- PROBLEM DETAILS -
Pick out each line of the records that includes the string "title", and copy it.
========================
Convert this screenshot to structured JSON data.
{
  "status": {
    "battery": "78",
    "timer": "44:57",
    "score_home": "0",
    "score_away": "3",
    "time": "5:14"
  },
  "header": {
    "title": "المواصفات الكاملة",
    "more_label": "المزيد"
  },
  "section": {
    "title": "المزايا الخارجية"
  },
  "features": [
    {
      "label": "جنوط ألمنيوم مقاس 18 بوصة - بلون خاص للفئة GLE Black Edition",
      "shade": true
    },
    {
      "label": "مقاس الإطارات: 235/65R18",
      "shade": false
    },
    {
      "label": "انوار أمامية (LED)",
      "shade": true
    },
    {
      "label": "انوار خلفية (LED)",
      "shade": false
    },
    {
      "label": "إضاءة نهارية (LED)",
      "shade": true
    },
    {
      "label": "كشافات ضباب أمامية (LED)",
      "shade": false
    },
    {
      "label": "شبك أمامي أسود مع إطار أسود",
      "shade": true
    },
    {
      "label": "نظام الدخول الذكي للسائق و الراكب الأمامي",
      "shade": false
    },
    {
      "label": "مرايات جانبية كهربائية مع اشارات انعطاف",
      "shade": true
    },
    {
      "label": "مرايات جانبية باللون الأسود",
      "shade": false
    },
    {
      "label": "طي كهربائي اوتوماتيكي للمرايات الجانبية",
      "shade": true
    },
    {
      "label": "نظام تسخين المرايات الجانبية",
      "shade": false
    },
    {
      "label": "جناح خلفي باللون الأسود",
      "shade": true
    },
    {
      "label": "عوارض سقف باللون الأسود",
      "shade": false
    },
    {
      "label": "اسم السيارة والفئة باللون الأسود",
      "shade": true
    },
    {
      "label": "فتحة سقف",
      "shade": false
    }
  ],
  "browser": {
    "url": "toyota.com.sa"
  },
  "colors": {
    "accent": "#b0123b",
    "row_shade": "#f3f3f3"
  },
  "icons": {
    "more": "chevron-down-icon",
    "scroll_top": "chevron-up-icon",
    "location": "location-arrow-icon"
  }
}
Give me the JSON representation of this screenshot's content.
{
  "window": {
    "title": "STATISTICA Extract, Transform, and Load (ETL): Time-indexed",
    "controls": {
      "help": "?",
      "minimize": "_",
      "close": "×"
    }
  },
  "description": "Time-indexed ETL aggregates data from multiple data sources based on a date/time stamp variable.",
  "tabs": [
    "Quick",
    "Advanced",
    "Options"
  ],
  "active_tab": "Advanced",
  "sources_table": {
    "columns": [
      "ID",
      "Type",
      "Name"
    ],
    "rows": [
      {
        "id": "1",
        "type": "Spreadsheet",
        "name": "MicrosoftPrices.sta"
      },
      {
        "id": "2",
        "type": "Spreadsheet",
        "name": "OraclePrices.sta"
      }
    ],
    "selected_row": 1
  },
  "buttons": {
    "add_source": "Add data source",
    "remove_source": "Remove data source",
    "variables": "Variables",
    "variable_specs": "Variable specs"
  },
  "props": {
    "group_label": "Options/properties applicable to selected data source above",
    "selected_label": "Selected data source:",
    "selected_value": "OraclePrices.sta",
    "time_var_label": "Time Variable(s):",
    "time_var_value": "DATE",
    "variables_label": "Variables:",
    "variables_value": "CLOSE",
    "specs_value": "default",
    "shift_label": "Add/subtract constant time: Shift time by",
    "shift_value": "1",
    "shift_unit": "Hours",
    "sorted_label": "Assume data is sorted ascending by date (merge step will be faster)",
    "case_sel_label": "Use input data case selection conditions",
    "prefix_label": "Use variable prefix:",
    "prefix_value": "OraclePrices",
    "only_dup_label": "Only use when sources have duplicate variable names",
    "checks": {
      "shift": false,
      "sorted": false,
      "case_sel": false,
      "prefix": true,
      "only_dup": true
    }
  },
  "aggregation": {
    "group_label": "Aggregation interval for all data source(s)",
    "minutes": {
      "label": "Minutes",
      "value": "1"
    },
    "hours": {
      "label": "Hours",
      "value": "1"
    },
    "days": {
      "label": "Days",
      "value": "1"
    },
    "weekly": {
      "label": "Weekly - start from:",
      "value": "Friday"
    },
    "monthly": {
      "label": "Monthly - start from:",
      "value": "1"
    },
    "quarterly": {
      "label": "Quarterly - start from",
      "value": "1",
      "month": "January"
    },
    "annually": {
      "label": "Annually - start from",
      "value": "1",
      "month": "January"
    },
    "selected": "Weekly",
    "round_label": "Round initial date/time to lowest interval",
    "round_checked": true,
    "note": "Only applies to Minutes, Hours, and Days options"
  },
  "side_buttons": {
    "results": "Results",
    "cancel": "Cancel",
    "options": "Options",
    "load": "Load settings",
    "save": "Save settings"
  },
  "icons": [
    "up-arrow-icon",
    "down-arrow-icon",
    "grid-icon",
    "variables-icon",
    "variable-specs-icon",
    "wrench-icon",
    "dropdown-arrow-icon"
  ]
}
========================
- ANSWER TO THIS PROBLEM -
    "title": "المواصفات الكاملة",
    "title": "المزايا الخارجية"
    "title": "STATISTICA Extract, Transform, and Load (ETL): Time-indexed",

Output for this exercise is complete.